Waterloo scientists awarded Early Researcher Awards Funding

Friday, May 20, 2022

Designing nano electrocatalysts, quantum simulations of particle interactions and trapped ions are three Waterloo Science research projects broadening disciplinary horizons and delivering real-world impact. Waterloo scientists Anna Klinkova, Christine Muschnik and Crystal Senko each received funding through the Government of Ontario's 2022 Early Researcher Awards program. 

Portrait of Anna KlinkovaCurbing carbon and nitrogen emissions is the central environmental challenge for the twenty-first century. Ammonia in wastewater discharge from human activities, including agriculture and landfill, is a growing concern because of its detrimental impact on aquatic ecosystems. Furthermore, both carbon and nitrogen emissions from human activity result in climate change. When ammonia naturally degrades it produces nitrous oxide - which has a 298 times higher global warming potential compared to carbon dioxide - a well-recognized greenhouse gas. Anna Klinkova, an assistant professor in the Department of Chemistry and member of the Waterloo Institute for Nanotechnology, is designing electrocatalysts to convert these waste molecules into value-added products.

Electrochemical technologies provide potential solutions to convert harmful emissions and waste into fuel. However, poor efficiency and selectivity in current reaction systems prevent their wide-spread commercial adaptation. Klinkova's research will help develop high-performance catalysts for an integrated electrochemical treatment of carbon and nitrogen waste by establishing a leading-edge nanoscience framework for their rational design. The scientific and technological advances of this research will facilitate Ontario’s transition to a circular economy.

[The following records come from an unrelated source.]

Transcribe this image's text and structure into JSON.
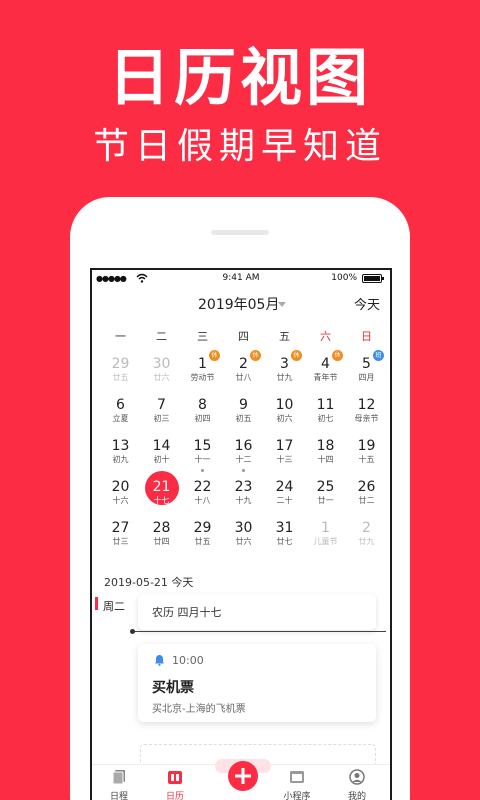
{
  "promo": {
    "title": "日历视图",
    "subtitle": "节日假期早知道"
  },
  "status_bar": {
    "signal": "●●●●●",
    "time": "9:41 AM",
    "battery": "100%"
  },
  "header": {
    "month": "2019年05月",
    "today_button": "今天"
  },
  "weekdays": [
    "一",
    "二",
    "三",
    "四",
    "五",
    "六",
    "日"
  ],
  "calendar": {
    "rows": [
      [
        {
          "d": "29",
          "s": "廿五",
          "muted": true
        },
        {
          "d": "30",
          "s": "廿六",
          "muted": true
        },
        {
          "d": "1",
          "s": "劳动节",
          "badge": "休"
        },
        {
          "d": "2",
          "s": "廿八",
          "badge": "休"
        },
        {
          "d": "3",
          "s": "廿九",
          "badge": "休"
        },
        {
          "d": "4",
          "s": "青年节",
          "badge": "休"
        },
        {
          "d": "5",
          "s": "四月",
          "badge": "班"
        }
      ],
      [
        {
          "d": "6",
          "s": "立夏"
        },
        {
          "d": "7",
          "s": "初三"
        },
        {
          "d": "8",
          "s": "初四"
        },
        {
          "d": "9",
          "s": "初五"
        },
        {
          "d": "10",
          "s": "初六"
        },
        {
          "d": "11",
          "s": "初七"
        },
        {
          "d": "12",
          "s": "母亲节"
        }
      ],
      [
        {
          "d": "13",
          "s": "初九"
        },
        {
          "d": "14",
          "s": "初十"
        },
        {
          "d": "15",
          "s": "十一",
          "dot": true
        },
        {
          "d": "16",
          "s": "十二",
          "dot": true
        },
        {
          "d": "17",
          "s": "十三"
        },
        {
          "d": "18",
          "s": "十四"
        },
        {
          "d": "19",
          "s": "十五"
        }
      ],
      [
        {
          "d": "20",
          "s": "十六"
        },
        {
          "d": "21",
          "s": "十七",
          "selected": true
        },
        {
          "d": "22",
          "s": "十八"
        },
        {
          "d": "23",
          "s": "十九"
        },
        {
          "d": "24",
          "s": "二十"
        },
        {
          "d": "25",
          "s": "廿一"
        },
        {
          "d": "26",
          "s": "廿二"
        }
      ],
      [
        {
          "d": "27",
          "s": "廿三"
        },
        {
          "d": "28",
          "s": "廿四"
        },
        {
          "d": "29",
          "s": "廿五"
        },
        {
          "d": "30",
          "s": "廿六"
        },
        {
          "d": "31",
          "s": "廿七"
        },
        {
          "d": "1",
          "s": "儿童节",
          "muted": true
        },
        {
          "d": "2",
          "s": "廿九",
          "muted": true
        }
      ]
    ]
  },
  "agenda": {
    "date_label": "2019-05-21 今天",
    "weekday": "周二",
    "lunar": "农历 四月十七",
    "event": {
      "time": "10:00",
      "title": "买机票",
      "desc": "买北京-上海的飞机票"
    }
  },
  "tabbar": {
    "items": [
      {
        "label": "日程",
        "icon": "schedule-icon"
      },
      {
        "label": "日历",
        "icon": "calendar-icon",
        "active": true
      },
      {
        "label": "",
        "icon": "plus-icon"
      },
      {
        "label": "小程序",
        "icon": "miniapp-icon"
      },
      {
        "label": "我的",
        "icon": "profile-icon"
      }
    ]
  },
  "colors": {
    "brand": "#fb2c44",
    "rest_badge": "#f08d22",
    "work_badge": "#3d8ee8"
  }
}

Portrait of Christine MuschnikThe standard model of particle physics is the bedrock for our understanding of Nature. Numerical simulations of subatomic physics are restricted due to inherent limitations of classical computers to simulate quantum properties. Thus, there is an inescapable need to find new methods to address numerous open fundamental questions. Quantum computers can in principle overcome these roadblocks. However, to reap the rewards of this opportunity requires the development of new quantum simulation tools for so-called gauge theories which underlay the standard model.

Christine Muschik, an assistant professor in the Department of Physics and Astronomy and member of the Institute for Quantum Computing, will develop the theoretical concepts to build these new types of quantum simulators, she will work with experimental partners on proof-of-concept demonstrations, and she will employ hybrid quantum-classical simulations that benefit from on machine learning.

By applying quantum technology to problems in particle physics, she will bridge two strong fields in Ontario, while establishing industry connections for knowledge transfer with Google and IBM.

Crystal Senko sitting down manipulating optics on a table.Quantum computing is expected to revolutionize technology. However, a major challenge in building quantum computers is the difficulty of allowing them to make decisions: given this quantum information, what should the computer do next? This difficulty arises from the fact that reading the information that tells the computer which decision to make, often corrupts the remaining quantum data due to fundamental rules of quantum measurement. Trapped ions offer a promising path to viable, hardware-based quantum computing. Trapped ions are electrically charged atoms suspended inside a vacuum chamber with electrodes. Once ions are trapped, researchers can encode bits of information in the spin of their outer electrons.

Crystal Senko, an assistant professor in the Department of Physics and Astronomy, will develop novel techniques to protect some quantum information while other information is being read out. Senko is the Canada Research Chair in Trapped Ion Quantum Computing. This research will raise the profile of Ontario as a leader in quantum computing research, by informing the design of next-generation quantum computers that include decision-making capabilities.

The Early Researcher Awards program helps new researchers, working at publicly funded Ontario research institutions, build a research team. The award covers equipment costs and facility expenses as well as salaries and travel for student research assistants.

Five other Waterloo researchers also received 2022 Early Researcher Awards funding - Martine August (Environment), Chris Bachmann (Engineering) as well as Shane McIntosh, Walaa Moursi and Sophie Spirkl (Math). 

Congratulations Anna, Christine and Crystal!